All that said, the movie is well acted. The average review is for the script, not the acting. This is not a true representation of the book at all. Water for Elephants is so much more than some damsel in distress love story, and her dark, creepy circus guy husband. If you like to read, get the book. You'll be drawn in and enjoy it. The books is so much richer.
WATER FOR ELEPHANTS can be an unnerving view for animal lovers. There is a great deal of animal abuse and even if it is simulated, it feels real. Of course, that is part of the story and life in a circus at the time was no joy for animals or humans. The story is dark and violent and follows a storyline seen in so many films. There is not much original about the film except for possibly the setting.
Lovely Reese Witherspoon looks as she has been airbrushed of all wrinkles. Her porcelain skin looks painted on and I wondered if this was an attempt to make her character appear much younger than Witherspoon's actual age. She's a beautiful lady so the unusually smooth skin looked impossibly odd.
Two highpoints are Rosie the aging but agile elephant and the venerable Hal Holbrook as the very aged Jacob telling his story to a young circus worker. Not a terrible movie but more disappointing than it should be.
The cast does a nice job; Reese Witherspoon displays great athletic prowess and she is a delight to watch.

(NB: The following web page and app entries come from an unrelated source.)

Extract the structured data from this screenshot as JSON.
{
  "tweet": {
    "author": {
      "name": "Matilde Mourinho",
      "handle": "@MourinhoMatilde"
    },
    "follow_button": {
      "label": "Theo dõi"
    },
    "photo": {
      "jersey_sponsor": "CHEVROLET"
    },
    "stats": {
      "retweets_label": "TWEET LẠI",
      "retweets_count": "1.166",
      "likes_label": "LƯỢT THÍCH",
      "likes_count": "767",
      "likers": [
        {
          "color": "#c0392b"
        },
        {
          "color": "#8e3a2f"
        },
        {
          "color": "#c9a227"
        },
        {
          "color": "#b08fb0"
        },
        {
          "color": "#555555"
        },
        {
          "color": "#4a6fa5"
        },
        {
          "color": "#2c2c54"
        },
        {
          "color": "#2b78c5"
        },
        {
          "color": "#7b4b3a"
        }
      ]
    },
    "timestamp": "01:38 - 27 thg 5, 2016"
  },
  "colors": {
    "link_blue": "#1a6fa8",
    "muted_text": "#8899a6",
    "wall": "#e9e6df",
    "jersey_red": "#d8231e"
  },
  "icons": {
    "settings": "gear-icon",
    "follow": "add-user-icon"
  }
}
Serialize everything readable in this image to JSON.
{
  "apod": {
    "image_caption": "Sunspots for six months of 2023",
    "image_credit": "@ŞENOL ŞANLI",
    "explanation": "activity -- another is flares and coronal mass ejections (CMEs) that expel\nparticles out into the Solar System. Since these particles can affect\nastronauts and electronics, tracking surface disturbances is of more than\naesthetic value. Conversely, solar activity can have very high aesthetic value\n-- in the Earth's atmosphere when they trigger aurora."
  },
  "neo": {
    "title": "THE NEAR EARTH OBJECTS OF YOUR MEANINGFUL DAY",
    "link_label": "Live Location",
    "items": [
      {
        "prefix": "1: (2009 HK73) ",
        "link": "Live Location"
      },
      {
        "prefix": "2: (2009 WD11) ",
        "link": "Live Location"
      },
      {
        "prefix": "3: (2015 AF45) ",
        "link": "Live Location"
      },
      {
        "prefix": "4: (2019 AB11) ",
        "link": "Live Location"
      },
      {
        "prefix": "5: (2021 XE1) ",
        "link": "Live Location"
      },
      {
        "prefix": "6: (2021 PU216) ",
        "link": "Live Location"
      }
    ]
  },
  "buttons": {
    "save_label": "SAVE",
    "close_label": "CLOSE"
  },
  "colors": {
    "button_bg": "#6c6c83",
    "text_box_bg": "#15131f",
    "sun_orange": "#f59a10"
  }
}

The story's underlying tone of impending disaster provides a negative aura to this tale: it is worth watching to see how it plays out.
From a historic perspective, this film portrays the difficult life experienced by those in the circus world at that time.
I can easily see why another person would give this a 4-5 star rating.
I do not need to rehash the story line...lots of people have already done that.
Hal Holbrook was good. Kind of like the old man in the beginning of The Green Mile. He goes WAY back in his life and his love.
The kid was good.
Reese was very good...I think she is one of our better female actors of the modern age.
Christopher Waltz is awesome...but I guess he always is.
Steam Trains, Circus, Life on the road, True love, and True REVENGE all come home to roost in this movie.
If you do not like it...what can I say...you do not know a good thing when you see it :-)
This movie shows how fragile life is and how it can change for any of us in an instant but the key is to be resilient and learn to change with the situation. A well done movie but I admit I'm not a fan of elephants in circus or carnival settings so if you're like me it is tough to watch at times but don't skip it, it's a well done movie.
If you are a softy and like tearjerkers then have a box of tissue handy.